# [Problem requirements]
Everything in the records below goes into the copy exactly, except the pictures.

^^^^^^^^^^^^^^^^

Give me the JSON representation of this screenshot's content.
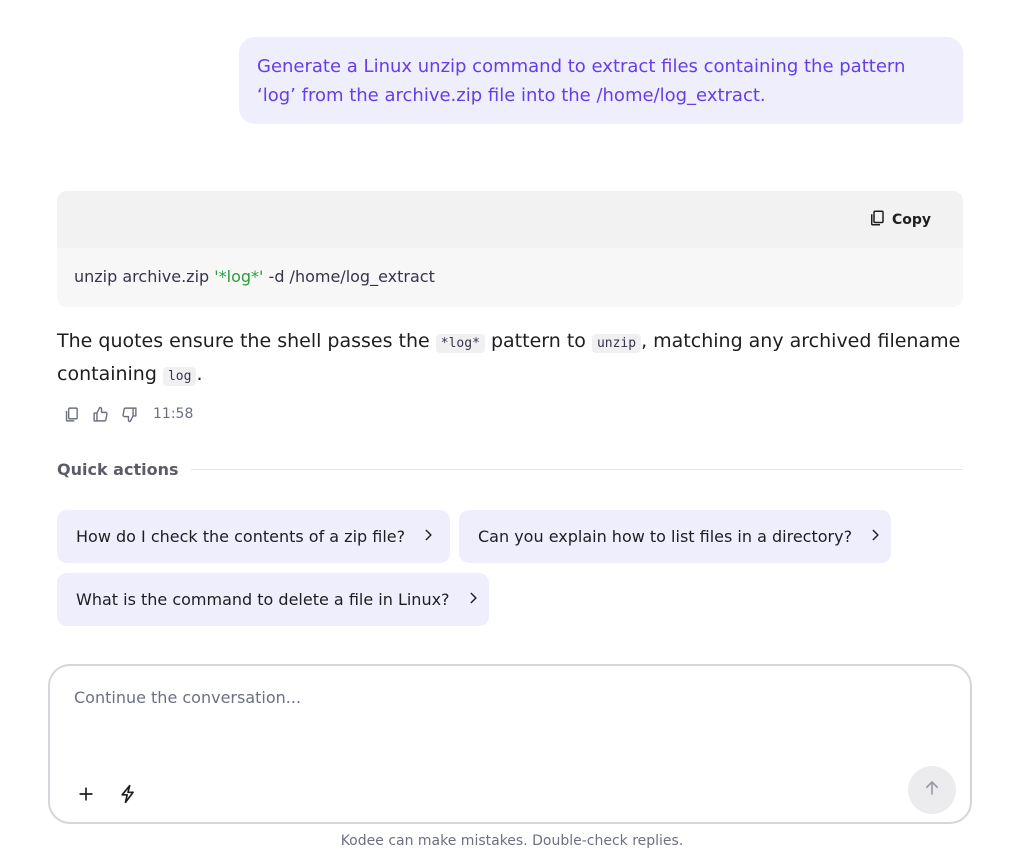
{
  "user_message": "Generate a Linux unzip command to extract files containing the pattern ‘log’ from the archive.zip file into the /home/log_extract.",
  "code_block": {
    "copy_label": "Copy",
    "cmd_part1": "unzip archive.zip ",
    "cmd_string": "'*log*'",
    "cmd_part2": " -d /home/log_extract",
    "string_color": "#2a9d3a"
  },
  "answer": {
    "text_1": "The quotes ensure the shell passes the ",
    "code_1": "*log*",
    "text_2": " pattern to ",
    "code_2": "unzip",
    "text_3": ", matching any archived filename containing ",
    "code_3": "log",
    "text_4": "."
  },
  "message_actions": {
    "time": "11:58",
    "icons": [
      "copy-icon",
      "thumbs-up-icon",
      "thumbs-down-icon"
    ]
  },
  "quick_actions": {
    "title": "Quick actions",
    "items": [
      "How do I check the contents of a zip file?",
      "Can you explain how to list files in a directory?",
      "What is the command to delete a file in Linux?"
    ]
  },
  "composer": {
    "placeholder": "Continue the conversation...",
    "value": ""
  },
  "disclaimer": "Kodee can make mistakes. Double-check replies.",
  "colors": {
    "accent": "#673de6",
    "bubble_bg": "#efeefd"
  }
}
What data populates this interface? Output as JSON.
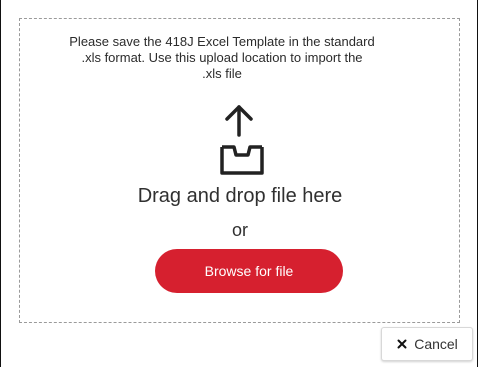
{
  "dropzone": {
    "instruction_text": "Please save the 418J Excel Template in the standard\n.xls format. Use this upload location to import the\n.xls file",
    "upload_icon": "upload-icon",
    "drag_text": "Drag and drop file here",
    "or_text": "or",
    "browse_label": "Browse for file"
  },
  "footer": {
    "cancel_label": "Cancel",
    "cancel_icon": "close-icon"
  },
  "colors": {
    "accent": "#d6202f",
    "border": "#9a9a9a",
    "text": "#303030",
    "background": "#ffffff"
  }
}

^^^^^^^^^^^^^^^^

# [Task solution]
Give me the JSON representation of this screenshot's content.
{
  "user_message": "Generate a Linux unzip command to extract files containing the pattern ‘log’ from the archive.zip file into the /home/log_extract.",
  "code_block": {
    "copy_label": "Copy",
    "cmd_part1": "unzip archive.zip ",
    "cmd_string": "'*log*'",
    "cmd_part2": " -d /home/log_extract",
    "string_color": "#2a9d3a"
  },
  "answer": {
    "text_1": "The quotes ensure the shell passes the ",
    "code_1": "*log*",
    "text_2": " pattern to ",
    "code_2": "unzip",
    "text_3": ", matching any archived filename containing ",
    "code_3": "log",
    "text_4": "."
  },
  "message_actions": {
    "time": "11:58",
    "icons": [
      "copy-icon",
      "thumbs-up-icon",
      "thumbs-down-icon"
    ]
  },
  "quick_actions": {
    "title": "Quick actions",
    "items": [
      "How do I check the contents of a zip file?",
      "Can you explain how to list files in a directory?",
      "What is the command to delete a file in Linux?"
    ]
  },
  "composer": {
    "placeholder": "Continue the conversation...",
    "value": ""
  },
  "disclaimer": "Kodee can make mistakes. Double-check replies.",
  "colors": {
    "accent": "#673de6",
    "bubble_bg": "#efeefd"
  }
}
What data populates this interface? Output as JSON.
{
  "dropzone": {
    "instruction_text": "Please save the 418J Excel Template in the standard\n.xls format. Use this upload location to import the\n.xls file",
    "upload_icon": "upload-icon",
    "drag_text": "Drag and drop file here",
    "or_text": "or",
    "browse_label": "Browse for file"
  },
  "footer": {
    "cancel_label": "Cancel",
    "cancel_icon": "close-icon"
  },
  "colors": {
    "accent": "#d6202f",
    "border": "#9a9a9a",
    "text": "#303030",
    "background": "#ffffff"
  }
}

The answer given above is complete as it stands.